# What needs to be done
An exact, complete printout of the listing is wanted, minus its images.

== Segment start ==

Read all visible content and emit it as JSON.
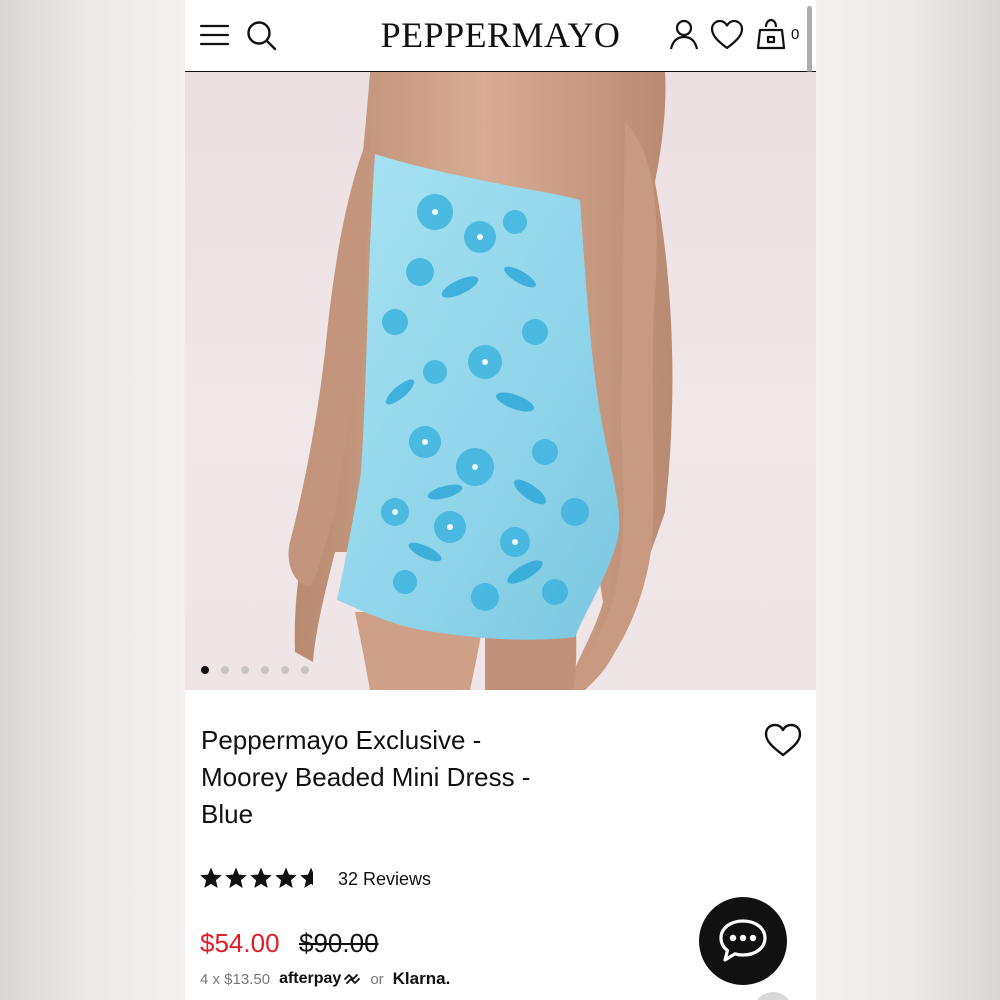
{
  "header": {
    "brand": "PEPPERMAYO",
    "bag_count": "0",
    "icons": [
      "menu-icon",
      "search-icon",
      "account-icon",
      "heart-icon",
      "bag-icon"
    ]
  },
  "gallery": {
    "slides": 6,
    "active_slide": 1
  },
  "product": {
    "title_line1": "Peppermayo Exclusive -",
    "title_line2": "Moorey Beaded Mini Dress -",
    "title_line3": "Blue",
    "rating": 4.5,
    "reviews": "32 Reviews",
    "sale_price": "$54.00",
    "original_price": "$90.00",
    "installments": "4 x $13.50",
    "afterpay_label": "afterpay",
    "or_text": "or",
    "klarna_label": "Klarna."
  },
  "colors": {
    "sale_red": "#e11d2a",
    "dress_blue": "#8fd4ea",
    "accent_black": "#111111"
  }
}
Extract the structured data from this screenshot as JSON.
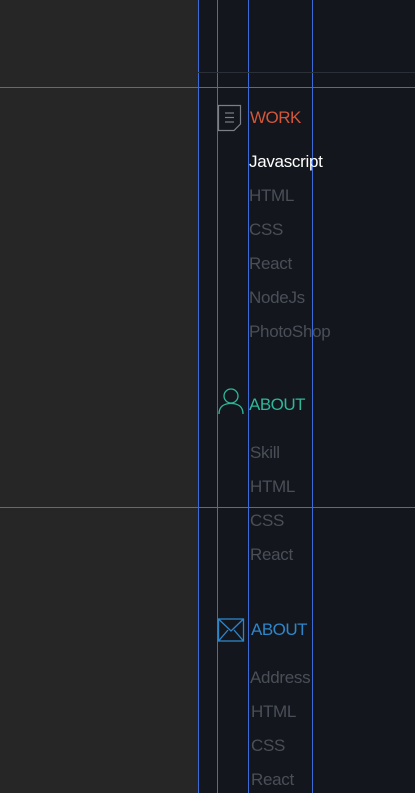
{
  "sections": [
    {
      "title": "WORK",
      "color": "#d2573a",
      "icon": "document-icon",
      "items": [
        "Javascript",
        "HTML",
        "CSS",
        "React",
        "NodeJs",
        "PhotoShop"
      ],
      "active_item": "Javascript"
    },
    {
      "title": "ABOUT",
      "color": "#2fb79a",
      "icon": "user-icon",
      "items": [
        "Skill",
        "HTML",
        "CSS",
        "React"
      ]
    },
    {
      "title": "ABOUT",
      "color": "#2e86c9",
      "icon": "mail-icon",
      "items": [
        "Address",
        "HTML",
        "CSS",
        "React"
      ]
    }
  ]
}
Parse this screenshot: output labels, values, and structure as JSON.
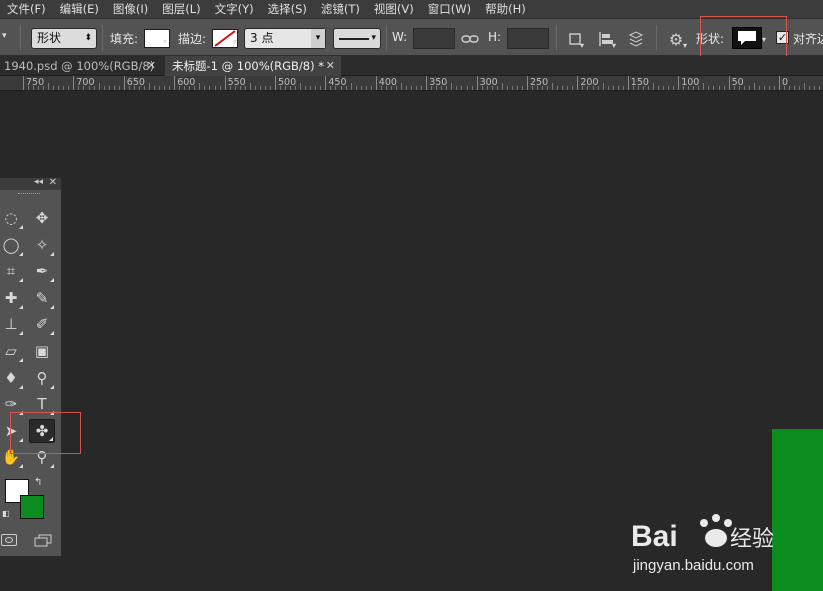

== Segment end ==

# Output of the task
Read all visible content and emit it as JSON.
{
  "header": {
    "brand": "PEPPERMAYO",
    "bag_count": "0",
    "icons": [
      "menu-icon",
      "search-icon",
      "account-icon",
      "heart-icon",
      "bag-icon"
    ]
  },
  "gallery": {
    "slides": 6,
    "active_slide": 1
  },
  "product": {
    "title_line1": "Peppermayo Exclusive -",
    "title_line2": "Moorey Beaded Mini Dress -",
    "title_line3": "Blue",
    "rating": 4.5,
    "reviews": "32 Reviews",
    "sale_price": "$54.00",
    "original_price": "$90.00",
    "installments": "4 x $13.50",
    "afterpay_label": "afterpay",
    "or_text": "or",
    "klarna_label": "Klarna."
  },
  "colors": {
    "sale_red": "#e11d2a",
    "dress_blue": "#8fd4ea",
    "accent_black": "#111111"
  }
}
Extract the structured data from this screenshot as JSON.
{
  "sections": [
    {
      "title": "WORK",
      "color": "#d2573a",
      "icon": "document-icon",
      "items": [
        "Javascript",
        "HTML",
        "CSS",
        "React",
        "NodeJs",
        "PhotoShop"
      ],
      "active_item": "Javascript"
    },
    {
      "title": "ABOUT",
      "color": "#2fb79a",
      "icon": "user-icon",
      "items": [
        "Skill",
        "HTML",
        "CSS",
        "React"
      ]
    },
    {
      "title": "ABOUT",
      "color": "#2e86c9",
      "icon": "mail-icon",
      "items": [
        "Address",
        "HTML",
        "CSS",
        "React"
      ]
    }
  ]
}
Parse this screenshot: output labels, values, and structure as JSON.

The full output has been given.